Mirna E.  Carranza is an Associate Professor at the School of Work, McMaster University. She is a practitioner and a clinical member of the American and Ontario Association for Marriage & Family Therapy (AMMFT & OAMFT), and the National Council of Family Relations (NCFR). Mirna has worked for more than twenty years with immigrants and refuge families who have endured violence (i.e, war, social and intimate partner) and other traumatic experiences 

As a researcher, Mirna’s interests are both local and abroad.  Locally, the focuses on people immigrant or refugees to Canada and their process of acculturation as family units.  She is also interested in studying issues of grief, ambiguous losses, trauma due to war and torture, social violence, intimate partner violence, identity development, the maintenance of transnational relationships, and the impact of these on parenting practices, addictive behaviours, and mental health.  Specifically, the context in which families settle and its impact on “successful” or “non-successful acculturation” is a focus of her studies.
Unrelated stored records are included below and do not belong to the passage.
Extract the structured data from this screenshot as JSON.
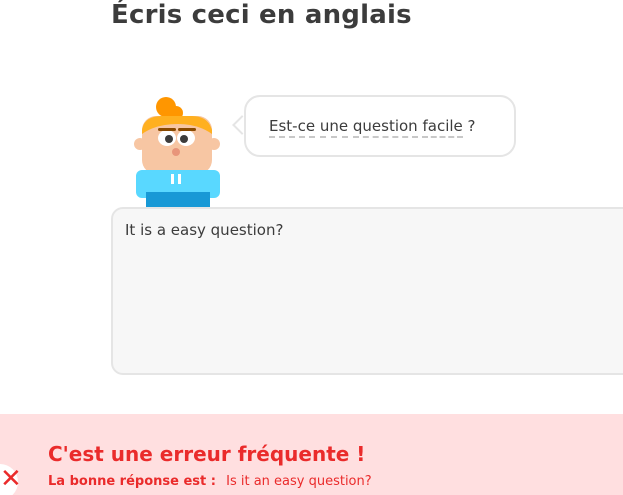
{
  "header": {
    "title": "Écris ceci en anglais"
  },
  "prompt": {
    "words": [
      "Est-ce",
      "une",
      "question",
      "facile"
    ],
    "punctuation": "?"
  },
  "answer_input": {
    "value": "It is a easy question?"
  },
  "feedback": {
    "title": "C'est une erreur fréquente !",
    "label": "La bonne réponse est :",
    "correct_answer": "Is it an easy question?"
  },
  "colors": {
    "error_red": "#ea2b2b",
    "feedback_bg": "#ffdfe0",
    "text_dark": "#3c3c3c",
    "border": "#e5e5e5"
  }
}
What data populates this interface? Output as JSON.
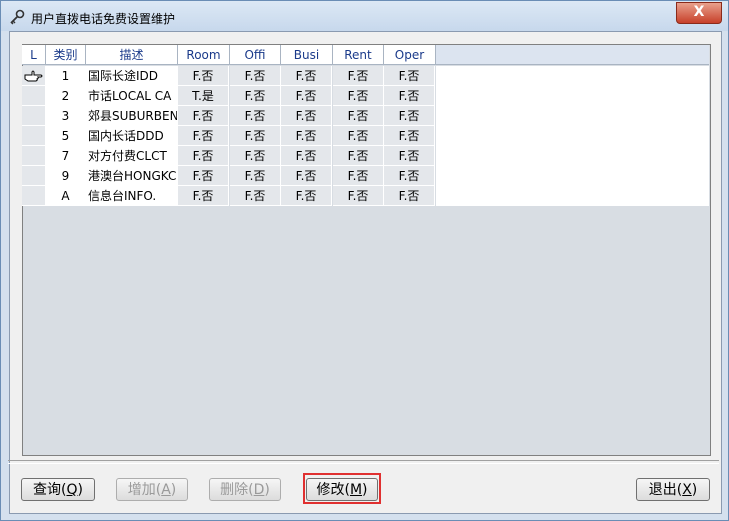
{
  "window": {
    "title": "用户直拨电话免费设置维护",
    "close_label": "X"
  },
  "grid": {
    "headers": [
      "L",
      "类别",
      "描述",
      "Room",
      "Offi",
      "Busi",
      "Rent",
      "Oper"
    ],
    "rows": [
      {
        "code": "1",
        "desc": "国际长途IDD",
        "flags": [
          "F.否",
          "F.否",
          "F.否",
          "F.否",
          "F.否"
        ],
        "current": true
      },
      {
        "code": "2",
        "desc": "市话LOCAL CA",
        "flags": [
          "T.是",
          "F.否",
          "F.否",
          "F.否",
          "F.否"
        ]
      },
      {
        "code": "3",
        "desc": "郊县SUBURBEN",
        "flags": [
          "F.否",
          "F.否",
          "F.否",
          "F.否",
          "F.否"
        ]
      },
      {
        "code": "5",
        "desc": "国内长话DDD",
        "flags": [
          "F.否",
          "F.否",
          "F.否",
          "F.否",
          "F.否"
        ]
      },
      {
        "code": "7",
        "desc": "对方付费CLCT",
        "flags": [
          "F.否",
          "F.否",
          "F.否",
          "F.否",
          "F.否"
        ]
      },
      {
        "code": "9",
        "desc": "港澳台HONGKC",
        "flags": [
          "F.否",
          "F.否",
          "F.否",
          "F.否",
          "F.否"
        ]
      },
      {
        "code": "A",
        "desc": "信息台INFO.",
        "flags": [
          "F.否",
          "F.否",
          "F.否",
          "F.否",
          "F.否"
        ]
      }
    ]
  },
  "buttons": {
    "query": {
      "label": "查询",
      "key": "Q"
    },
    "add": {
      "label": "增加",
      "key": "A"
    },
    "delete": {
      "label": "删除",
      "key": "D"
    },
    "modify": {
      "label": "修改",
      "key": "M"
    },
    "exit": {
      "label": "退出",
      "key": "X"
    }
  },
  "colors": {
    "header_text": "#1a3a8a",
    "highlight": "#e03030",
    "close_button": "#c7402a"
  }
}
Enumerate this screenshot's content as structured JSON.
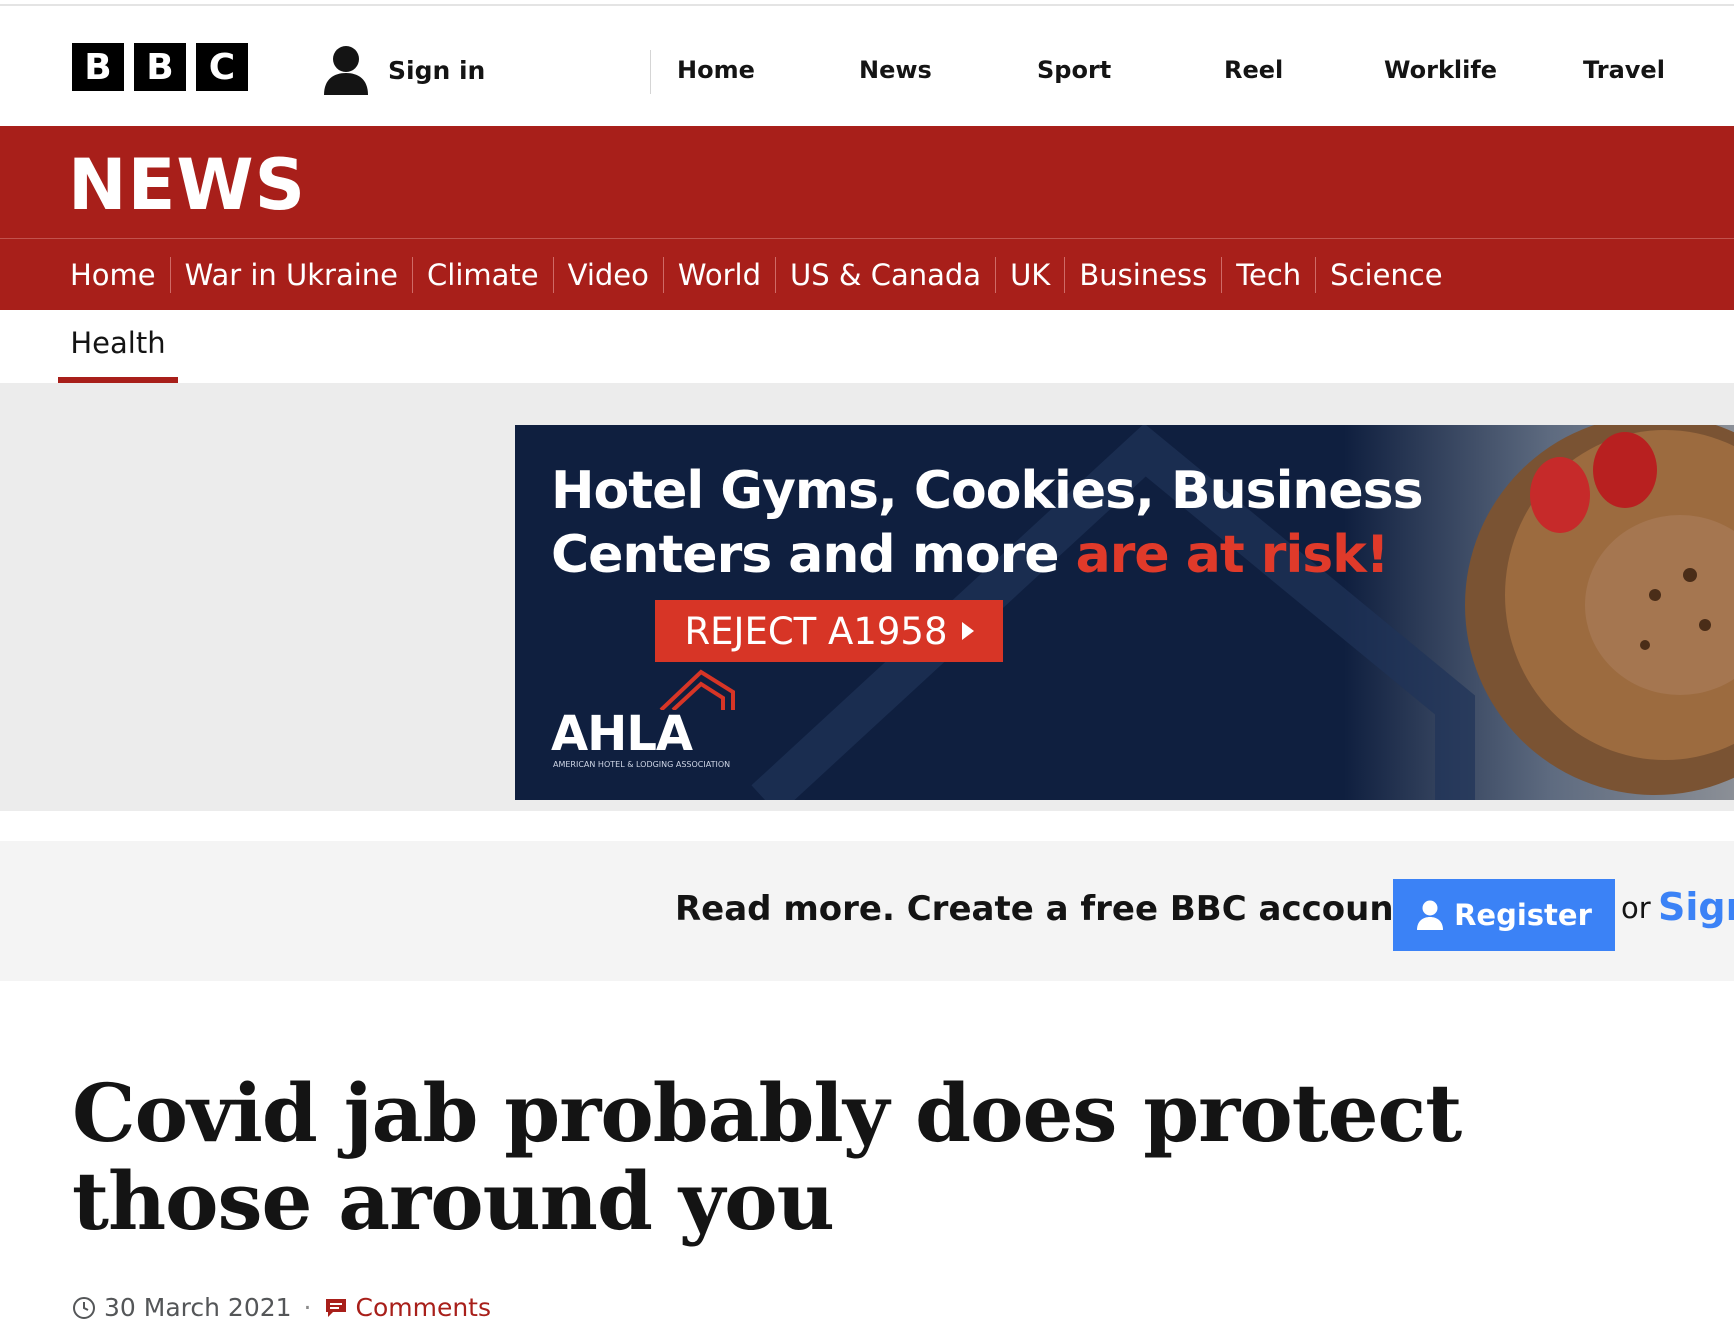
{
  "header": {
    "logo_letters": [
      "B",
      "B",
      "C"
    ],
    "signin_label": "Sign in",
    "nav": [
      "Home",
      "News",
      "Sport",
      "Reel",
      "Worklife",
      "Travel"
    ]
  },
  "news_bar": {
    "wordmark": "NEWS",
    "nav": [
      "Home",
      "War in Ukraine",
      "Climate",
      "Video",
      "World",
      "US & Canada",
      "UK",
      "Business",
      "Tech",
      "Science"
    ],
    "sub_nav": "Health"
  },
  "ad": {
    "headline_line1": "Hotel Gyms, Cookies, Business",
    "headline_line2_white": "Centers and more ",
    "headline_line2_red": "are at risk!",
    "cta_label": "REJECT A1958",
    "logo_text": "AHLA",
    "logo_subtext": "AMERICAN HOTEL & LODGING ASSOCIATION",
    "colors": {
      "background": "#0f1f3f",
      "accent": "#d73526"
    }
  },
  "register_banner": {
    "text": "Read more. Create a free BBC account.",
    "button_label": "Register",
    "or_text": "or",
    "signin_label": "Sign in"
  },
  "article": {
    "headline": "Covid jab probably does protect those around you",
    "date": "30 March 2021",
    "comments_label": "Comments"
  },
  "colors": {
    "bbc_red": "#a81f1a",
    "register_blue": "#3b82f6"
  }
}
Internationally, she works collaboratively with academic and government institutions and grassroots organizations to combat gender violence particularly in Central American countries (Nicaragua, El Salvador and Guatemala) and the Caribbean (Dominican Republic and Jamaica).

Contact Info

Inspired to learn more? Reach out to Dr. Carranza!

 Please take the opportunity below to write your own thoughts and conference on these readings!


Leave a Reply

Fill in your details below or click an icon to log in:

WordPress.com Logo

You are commenting using your WordPress.com account. Log Out /  Change )

Facebook photo

You are commenting using your Facebook account. Log Out /  Change )

Connecting to %s